Some people think the oil inside the earth is part of a support structure that helps keep the world round. But according to Rebecca Walsh Dell—a Ph.D. candidate in physical oceanography who is jointly affiliated with the Program in Oceans, Atmospheres, and Climate in MIT’s Department of Earth, Atmospheric, and Planetary Science, and with the Department of Physical Oceanography at theWoods Hole Oceanographic Institution—that’s not the case.
“The earth is like a can of soup,” she says. “Its strength comes from the can, not from the soup, and an empty can is still stackable. Granted, it’s possible to have some ground subsidence after drilling for oil, but this tends to be small and slow. So even if we were able to drain the very last drop of oil from the planet—which we’re not—it wouldn’t do any direct harm.”
The reason the earth won’t collapse into itself is because the oil isn’t in the ground per se; it’s in rock. How it got there and how humans get it out of there has a lot to do with the question of how much there is and what might be the consequences of future drilling.
“The Earth wasn’t born with oil in it,” says Dell. “Millions upon millions of years ago, microbes in the oceans lived and died, then sunk to the bottom and were covered by layers of sediments. Over a long period of time heat and pressure built up, which meant that this organic material did not decompose in the normal way. Instead it was transformed into hydrocarbons, what we call crude oil.”
This oil is not just sloshing around inside the earth in gigantic gooey reservoirs. It’s actually stored in rock, which is why it requires enormous machinery to reach it and draw it out. “If you saw the movie There Will Be Blood, you saw geysers of oil coming out of the ground,” says Dell. That’s ‘easy’ oil, meaning it’s near the surface and inexpensive to get out. In the U.S., that oil is all gone.”
The real question, then, is how much crude oil can drilling companies get out of the ground profitably? If the cost and energy required to draw out a barrel of oil is more than what the market will pay for that barrel of oil, no one is going to pull it out of the ground. For example, it is believed that there may be extensive oil reservoirs in the Arctic, but it would be very expensive to drill there. So until it can be done cost-effectively, it’s not likely to be tapped.
Over the last couple of decades, new methods of extraction that break up the rock in which oil (or, more often, natural gas) is stored have gotten more popular. Hydrofracturing—or “fraking”—is process wherein water is mixed with sand and chemicals and forced into a well at high pressure, fracturing the rock and making it easier for the gas to flow out. Though effective, this method is not without its environmental impacts. “Fraking can cause earthquakes,” says Dell, “and while they are too small for a person to feel, scientists and engineers are trying to find out if it can contribute to stronger ones.” Fraking is more likely to harm the earth through spills of oil or other chemicals on the surface, Dell adds, and by environmental disruptions from the drilling itself—not to mention by how that gas and oil will contribute to climate change by being burned.

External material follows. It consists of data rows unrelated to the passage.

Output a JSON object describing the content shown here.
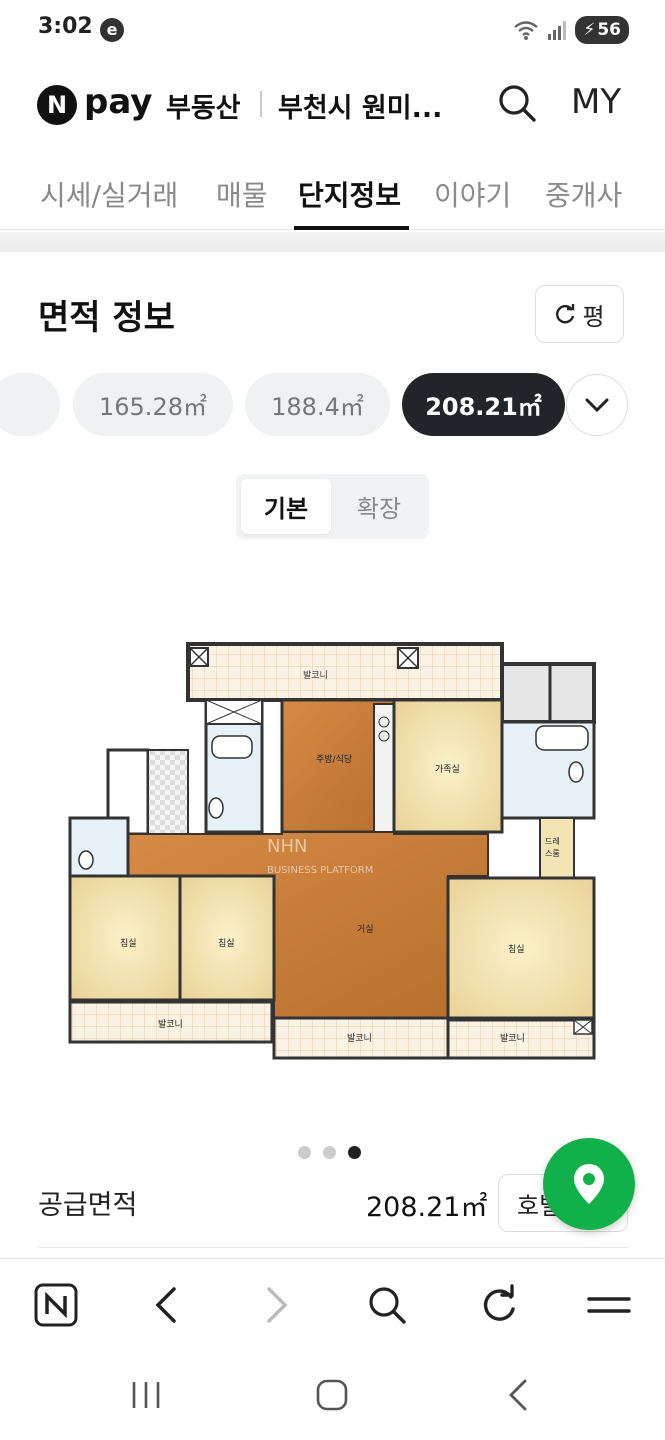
{
  "status": {
    "time": "3:02",
    "app_icon": "e",
    "battery": "56"
  },
  "header": {
    "logo_letter": "N",
    "logo_pay": "pay",
    "service": "부동산",
    "location": "부천시 원미...",
    "my_label": "MY"
  },
  "tabs": [
    {
      "label": "시세/실거래"
    },
    {
      "label": "매물"
    },
    {
      "label": "단지정보",
      "active": true
    },
    {
      "label": "이야기"
    },
    {
      "label": "중개사"
    }
  ],
  "section": {
    "title": "면적 정보",
    "unit_toggle_label": "평"
  },
  "area_chips": [
    {
      "label": "165.28㎡",
      "selected": false
    },
    {
      "label": "188.4㎡",
      "selected": false
    },
    {
      "label": "208.21㎡",
      "selected": true
    }
  ],
  "view_toggle": {
    "basic": "기본",
    "expanded": "확장",
    "selected": "basic"
  },
  "floorplan": {
    "watermark_top": "NHN",
    "watermark_bottom": "BUSINESS PLATFORM",
    "rooms": {
      "balcony": "발코니",
      "kitchen": "주방/식당",
      "family": "가족실",
      "living": "거실",
      "bedroom": "침실",
      "dress1": "드레",
      "dress2": "스룸"
    }
  },
  "carousel": {
    "count": 3,
    "active": 3
  },
  "supply_area": {
    "label": "공급면적",
    "value": "208.21㎡",
    "button": "호별"
  },
  "colors": {
    "accent": "#12b04a",
    "dark_chip": "#212529",
    "floor_wood": "#c97e3a"
  }
}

While we’ll never get all the oil out of the earth, we will reach what is known as “peak oil”—the point where oil production stops growing and begins an eventual and permanent decline. Experts agree that North America has long since reached peak oil, though there are countries where there is still capacity to expand production.
“As an oceanographer,” she says, “my concern is not that we’ll run out of oil, but that we’ll use all the oil we have, which will have serious consequences for the climate. I would rather see us move away from oil before it’s all burned. We’re taking some steps in that direction, but also some steps in the other direction. So in terms of harming the earth, it’s much more a factor of burning oil than drilling it.” —Jason M. Rubin